What to do - Narrow the data below down to the lines containing "createdAt".

· · · · ·

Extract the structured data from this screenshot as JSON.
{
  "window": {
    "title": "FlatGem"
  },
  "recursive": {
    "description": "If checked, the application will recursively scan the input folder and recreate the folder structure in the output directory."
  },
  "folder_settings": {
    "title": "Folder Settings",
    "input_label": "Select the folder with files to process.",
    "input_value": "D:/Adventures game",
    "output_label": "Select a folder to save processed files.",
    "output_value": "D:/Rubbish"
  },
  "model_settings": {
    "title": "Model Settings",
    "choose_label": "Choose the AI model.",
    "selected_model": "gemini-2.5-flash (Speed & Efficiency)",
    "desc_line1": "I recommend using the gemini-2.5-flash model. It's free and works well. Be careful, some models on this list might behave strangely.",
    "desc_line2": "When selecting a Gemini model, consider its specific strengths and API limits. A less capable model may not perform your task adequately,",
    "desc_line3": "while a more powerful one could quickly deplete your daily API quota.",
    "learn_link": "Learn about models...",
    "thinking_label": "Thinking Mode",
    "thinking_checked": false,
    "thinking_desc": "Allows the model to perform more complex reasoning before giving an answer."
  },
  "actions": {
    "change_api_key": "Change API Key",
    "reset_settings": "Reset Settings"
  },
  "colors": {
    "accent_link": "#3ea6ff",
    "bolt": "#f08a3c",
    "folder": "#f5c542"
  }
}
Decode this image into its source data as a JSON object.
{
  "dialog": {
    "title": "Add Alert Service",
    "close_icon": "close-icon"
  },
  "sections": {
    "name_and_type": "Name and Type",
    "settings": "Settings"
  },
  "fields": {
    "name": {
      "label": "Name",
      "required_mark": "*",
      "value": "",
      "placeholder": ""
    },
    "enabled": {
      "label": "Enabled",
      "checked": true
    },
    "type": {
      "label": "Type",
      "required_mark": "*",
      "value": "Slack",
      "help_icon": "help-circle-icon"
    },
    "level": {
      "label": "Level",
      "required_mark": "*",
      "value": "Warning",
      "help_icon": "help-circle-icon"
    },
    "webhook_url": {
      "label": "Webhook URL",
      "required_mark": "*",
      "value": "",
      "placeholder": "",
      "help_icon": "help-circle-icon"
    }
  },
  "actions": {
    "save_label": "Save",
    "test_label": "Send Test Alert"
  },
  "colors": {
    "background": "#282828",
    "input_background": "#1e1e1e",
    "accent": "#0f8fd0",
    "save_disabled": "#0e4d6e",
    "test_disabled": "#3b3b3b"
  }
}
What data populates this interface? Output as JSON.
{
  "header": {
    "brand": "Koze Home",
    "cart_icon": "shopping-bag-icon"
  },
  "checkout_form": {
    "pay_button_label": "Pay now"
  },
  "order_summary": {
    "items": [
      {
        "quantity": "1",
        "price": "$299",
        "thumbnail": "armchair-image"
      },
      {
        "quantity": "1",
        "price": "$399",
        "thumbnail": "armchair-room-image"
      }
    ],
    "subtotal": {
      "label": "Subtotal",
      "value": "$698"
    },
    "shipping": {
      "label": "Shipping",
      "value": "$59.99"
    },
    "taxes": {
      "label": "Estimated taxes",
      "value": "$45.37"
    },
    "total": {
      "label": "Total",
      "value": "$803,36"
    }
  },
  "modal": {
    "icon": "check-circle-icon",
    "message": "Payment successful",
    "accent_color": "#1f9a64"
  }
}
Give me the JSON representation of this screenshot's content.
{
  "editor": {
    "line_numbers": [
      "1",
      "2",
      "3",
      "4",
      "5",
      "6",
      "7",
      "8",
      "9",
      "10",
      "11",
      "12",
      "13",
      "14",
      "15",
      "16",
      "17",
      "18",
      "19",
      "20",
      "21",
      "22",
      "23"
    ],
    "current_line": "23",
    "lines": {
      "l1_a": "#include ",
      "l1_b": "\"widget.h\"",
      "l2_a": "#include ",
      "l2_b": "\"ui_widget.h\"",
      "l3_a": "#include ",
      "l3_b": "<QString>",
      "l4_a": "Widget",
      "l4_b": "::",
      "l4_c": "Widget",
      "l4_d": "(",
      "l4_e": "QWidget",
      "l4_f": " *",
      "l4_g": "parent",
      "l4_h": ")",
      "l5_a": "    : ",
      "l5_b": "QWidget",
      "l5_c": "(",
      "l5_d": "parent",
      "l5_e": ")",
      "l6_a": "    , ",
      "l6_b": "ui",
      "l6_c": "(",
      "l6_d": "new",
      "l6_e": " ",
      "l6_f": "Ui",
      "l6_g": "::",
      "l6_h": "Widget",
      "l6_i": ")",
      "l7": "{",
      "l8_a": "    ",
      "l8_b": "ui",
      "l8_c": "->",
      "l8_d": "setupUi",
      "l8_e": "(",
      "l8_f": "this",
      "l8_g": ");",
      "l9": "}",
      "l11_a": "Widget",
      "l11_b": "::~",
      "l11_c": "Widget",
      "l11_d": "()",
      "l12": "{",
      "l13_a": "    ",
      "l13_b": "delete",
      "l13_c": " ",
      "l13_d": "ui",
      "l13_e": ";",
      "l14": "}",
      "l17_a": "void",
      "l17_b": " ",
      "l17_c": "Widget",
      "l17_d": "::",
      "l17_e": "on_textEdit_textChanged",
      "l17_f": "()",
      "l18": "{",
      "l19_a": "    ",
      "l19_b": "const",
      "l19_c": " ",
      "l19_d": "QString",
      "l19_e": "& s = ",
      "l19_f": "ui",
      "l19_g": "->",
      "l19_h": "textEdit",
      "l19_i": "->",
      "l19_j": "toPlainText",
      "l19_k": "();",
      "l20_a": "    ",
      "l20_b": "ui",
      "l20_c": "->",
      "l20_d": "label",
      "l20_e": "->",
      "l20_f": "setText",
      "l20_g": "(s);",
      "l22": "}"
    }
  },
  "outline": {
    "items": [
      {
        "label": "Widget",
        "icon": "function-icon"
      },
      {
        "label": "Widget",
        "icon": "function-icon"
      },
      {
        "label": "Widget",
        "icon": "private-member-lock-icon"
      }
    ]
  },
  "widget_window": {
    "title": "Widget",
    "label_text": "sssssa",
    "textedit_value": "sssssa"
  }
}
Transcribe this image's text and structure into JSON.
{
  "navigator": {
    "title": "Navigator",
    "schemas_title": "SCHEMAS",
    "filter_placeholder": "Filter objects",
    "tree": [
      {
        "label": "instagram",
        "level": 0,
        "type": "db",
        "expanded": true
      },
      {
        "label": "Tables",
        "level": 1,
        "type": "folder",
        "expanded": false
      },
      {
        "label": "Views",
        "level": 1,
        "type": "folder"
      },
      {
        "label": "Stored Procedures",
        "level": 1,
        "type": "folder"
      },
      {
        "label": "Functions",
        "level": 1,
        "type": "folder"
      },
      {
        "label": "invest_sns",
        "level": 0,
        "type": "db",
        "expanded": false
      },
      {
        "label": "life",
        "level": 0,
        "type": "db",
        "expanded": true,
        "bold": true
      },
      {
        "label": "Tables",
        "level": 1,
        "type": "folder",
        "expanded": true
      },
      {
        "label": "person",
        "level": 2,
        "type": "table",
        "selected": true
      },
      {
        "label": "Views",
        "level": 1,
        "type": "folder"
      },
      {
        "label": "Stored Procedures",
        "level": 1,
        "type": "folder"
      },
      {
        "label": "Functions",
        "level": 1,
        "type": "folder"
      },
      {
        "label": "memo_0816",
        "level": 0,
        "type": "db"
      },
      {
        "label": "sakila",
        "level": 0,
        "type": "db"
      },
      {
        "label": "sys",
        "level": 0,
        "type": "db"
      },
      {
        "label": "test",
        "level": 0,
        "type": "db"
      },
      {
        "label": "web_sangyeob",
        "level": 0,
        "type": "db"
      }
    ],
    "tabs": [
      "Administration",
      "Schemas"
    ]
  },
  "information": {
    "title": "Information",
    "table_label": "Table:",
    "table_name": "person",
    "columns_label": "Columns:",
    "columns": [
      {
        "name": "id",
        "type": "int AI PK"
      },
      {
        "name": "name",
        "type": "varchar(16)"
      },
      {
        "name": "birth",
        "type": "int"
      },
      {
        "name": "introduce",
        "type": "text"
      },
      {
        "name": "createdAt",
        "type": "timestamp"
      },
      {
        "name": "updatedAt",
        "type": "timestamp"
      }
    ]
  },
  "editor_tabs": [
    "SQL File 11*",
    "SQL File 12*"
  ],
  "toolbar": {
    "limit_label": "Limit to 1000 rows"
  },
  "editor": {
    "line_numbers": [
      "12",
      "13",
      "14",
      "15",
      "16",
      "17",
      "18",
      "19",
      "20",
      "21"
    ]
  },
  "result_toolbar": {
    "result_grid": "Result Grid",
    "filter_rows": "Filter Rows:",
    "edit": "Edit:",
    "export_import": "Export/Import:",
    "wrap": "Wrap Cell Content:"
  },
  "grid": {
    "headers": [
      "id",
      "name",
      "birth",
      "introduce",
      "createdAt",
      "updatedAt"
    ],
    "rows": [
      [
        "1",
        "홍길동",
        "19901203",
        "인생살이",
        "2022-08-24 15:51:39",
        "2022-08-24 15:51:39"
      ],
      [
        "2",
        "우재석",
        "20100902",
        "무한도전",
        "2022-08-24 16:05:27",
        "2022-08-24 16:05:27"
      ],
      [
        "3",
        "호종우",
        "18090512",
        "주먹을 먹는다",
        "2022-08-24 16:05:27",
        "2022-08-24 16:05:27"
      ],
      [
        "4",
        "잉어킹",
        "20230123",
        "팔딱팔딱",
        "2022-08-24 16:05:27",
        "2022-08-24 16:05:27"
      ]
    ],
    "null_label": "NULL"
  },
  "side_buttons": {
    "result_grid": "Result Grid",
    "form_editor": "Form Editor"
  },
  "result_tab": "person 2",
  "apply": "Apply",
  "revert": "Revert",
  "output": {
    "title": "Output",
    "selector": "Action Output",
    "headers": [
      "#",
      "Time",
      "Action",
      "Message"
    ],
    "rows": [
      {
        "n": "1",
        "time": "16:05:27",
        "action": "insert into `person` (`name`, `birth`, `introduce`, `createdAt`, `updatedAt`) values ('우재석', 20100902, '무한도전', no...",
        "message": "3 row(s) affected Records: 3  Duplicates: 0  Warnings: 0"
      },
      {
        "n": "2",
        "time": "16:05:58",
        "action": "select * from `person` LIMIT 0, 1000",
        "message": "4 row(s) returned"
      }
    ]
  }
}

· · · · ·

Answer to the exercise -
        "name": "createdAt",
      "createdAt",
        "action": "insert into `person` (`name`, `birth`, `introduce`, `createdAt`, `updatedAt`) values ('우재석', 20100902, '무한도전', no...",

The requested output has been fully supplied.